One day he came home and said he had to talk to me. He told me we had been married for ten years and that he didn’t feel it was working. He didn’t blame me—he told me that I was a very good wife—but he had gotten married too soon, had a family too soon, and that he felt like he was “missing out in life.” I was devastated and had no clue what he was talking about. Maybe our life wasn’t perfect, but it was good. I always tried to make him happy and put his needs before my own. I never brought up the fact that we didn’t have any intimacy left in our relationship. Maybe that was bothering him so I asked him if I failed him in that way. He swore to me this had nothing to do with his problem.

Don said he wanted to take a “break” from the family, and he asked me to please be patient. He would send me money each week to keep the household going, and he would call me a few times a week to check on me and the kids. I admit it—I didn’t get it. I was reeling from the hurt and felt so alone.

Then something very bizarre happened shortly after his “break” began. I received a phone call from a man named Cliff (also not his real name.) He told me that Don and he were lovers and that I should not stand in their way of finding true happiness. I was so shocked and started yelling at this man asking him why he was playing such a horrible joke on me. He told me that Don and him were supposed to live together, but because of my constant “threatening” him, he wasn’t able to do it. He then asked why I was trying to hold on to someone who didn’t want me anymore.

When I hung up on Cliff, I was crying hysterically. I called Don who explained that the man was mentally imbalanced and a “homo” who had a crush on him. He constantly rejected the man because he didn’t want to be friends with a gay man. It made him ill to think about it.

I felt as if my world was falling down around me. First Don needs “space” to think about his happiness, and now this man is calling and accusing me of stopping Don from finding his happiness in the arms of another man. What was going on?

Sadly, I had no family support. My family was such a dysfunctional mess that I had no one there to turn to. That is when I wrote to you and you made me feel that I wasn’t alone—anymore—as you said. After reading all of your information, I realized that I was married to a gay man. I saved the number from the caller ID of Cliff’s phone call and called him back after reading your words. He was very happy to talk to me and explain how they had been seeing each other for the past three years. They were supposed to move in together, but Don kept explaining that I would never let him go. He was quite shocked when he found out that Don was gone.

The story ends with a twist—Don was gone, but he had met another man. Cliff didn’t lose him to me—he lost him to a new gay lover. It has been just over two years since he left our family. He still sends money every week, but he rarely sees the children. He refuses to discuss his private life with me telling me that it is none of my business what he does. There is no real remorse—no truth—and no apology. This has definitely made me stronger. At least I understand why my marriage was filled with a void and why sex was never what it should be. I am now going to school part-time so I can become financially independent. The dream of a stable home that I promised to give my children has had to be “redesigned” not to include a father.

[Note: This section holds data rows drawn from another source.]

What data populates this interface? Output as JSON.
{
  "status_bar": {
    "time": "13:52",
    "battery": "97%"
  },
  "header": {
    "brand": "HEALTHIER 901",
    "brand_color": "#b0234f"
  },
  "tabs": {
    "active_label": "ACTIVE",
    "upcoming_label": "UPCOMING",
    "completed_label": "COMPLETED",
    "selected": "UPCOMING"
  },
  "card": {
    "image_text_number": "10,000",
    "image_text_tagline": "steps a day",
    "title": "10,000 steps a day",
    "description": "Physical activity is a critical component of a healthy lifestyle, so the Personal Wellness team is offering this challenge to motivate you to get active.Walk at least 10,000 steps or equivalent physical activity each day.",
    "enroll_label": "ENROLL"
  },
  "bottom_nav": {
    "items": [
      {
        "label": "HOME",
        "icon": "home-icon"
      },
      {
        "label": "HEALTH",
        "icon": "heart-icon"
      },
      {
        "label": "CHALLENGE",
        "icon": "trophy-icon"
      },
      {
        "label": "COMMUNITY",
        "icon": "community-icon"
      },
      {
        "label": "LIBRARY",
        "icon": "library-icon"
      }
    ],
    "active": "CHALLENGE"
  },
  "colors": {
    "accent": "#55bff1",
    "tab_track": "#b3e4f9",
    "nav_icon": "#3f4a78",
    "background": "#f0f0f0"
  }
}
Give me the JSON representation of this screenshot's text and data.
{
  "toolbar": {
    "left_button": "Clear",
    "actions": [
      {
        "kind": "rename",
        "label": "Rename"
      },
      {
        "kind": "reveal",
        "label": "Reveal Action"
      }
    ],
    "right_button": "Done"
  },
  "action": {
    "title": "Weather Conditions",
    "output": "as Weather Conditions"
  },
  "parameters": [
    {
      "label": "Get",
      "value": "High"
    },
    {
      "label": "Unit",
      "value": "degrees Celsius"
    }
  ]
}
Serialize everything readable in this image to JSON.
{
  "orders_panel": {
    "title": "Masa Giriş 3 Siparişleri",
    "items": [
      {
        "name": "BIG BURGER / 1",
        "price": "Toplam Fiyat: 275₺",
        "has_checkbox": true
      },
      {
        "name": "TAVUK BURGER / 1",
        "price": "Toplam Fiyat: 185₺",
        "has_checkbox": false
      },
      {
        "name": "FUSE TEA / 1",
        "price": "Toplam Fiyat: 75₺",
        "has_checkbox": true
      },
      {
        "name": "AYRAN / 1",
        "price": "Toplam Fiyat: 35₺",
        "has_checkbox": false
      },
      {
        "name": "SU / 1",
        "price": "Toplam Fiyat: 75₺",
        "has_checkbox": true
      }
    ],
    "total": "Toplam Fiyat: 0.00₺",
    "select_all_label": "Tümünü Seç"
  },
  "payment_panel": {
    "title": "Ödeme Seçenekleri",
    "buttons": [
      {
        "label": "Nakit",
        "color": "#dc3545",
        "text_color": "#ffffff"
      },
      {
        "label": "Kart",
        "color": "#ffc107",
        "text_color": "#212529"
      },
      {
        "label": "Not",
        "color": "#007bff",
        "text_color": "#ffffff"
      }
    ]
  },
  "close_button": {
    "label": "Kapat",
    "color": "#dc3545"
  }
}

I am still hopeful that someday I may meet a man who can love me for me and not feel used. I am sure if Don would ever do the right thing and tell me the truth, I would feel differently than I feel now. He knows I know the truth from Cliff, but he still won’t admit it to me.

Bonnie, thank you for being there during my darkest days, and thank you to all of the women who tell their stories so courageously here. I hope my story will help some woman realize that she doesn’t have to do this alone. There is always support.
Elizabeth (this IS my real name!)

Thank you, Elizabeth for sharing your heart-felt story.

Until next month—
With love and hope,
Bonnie Kaye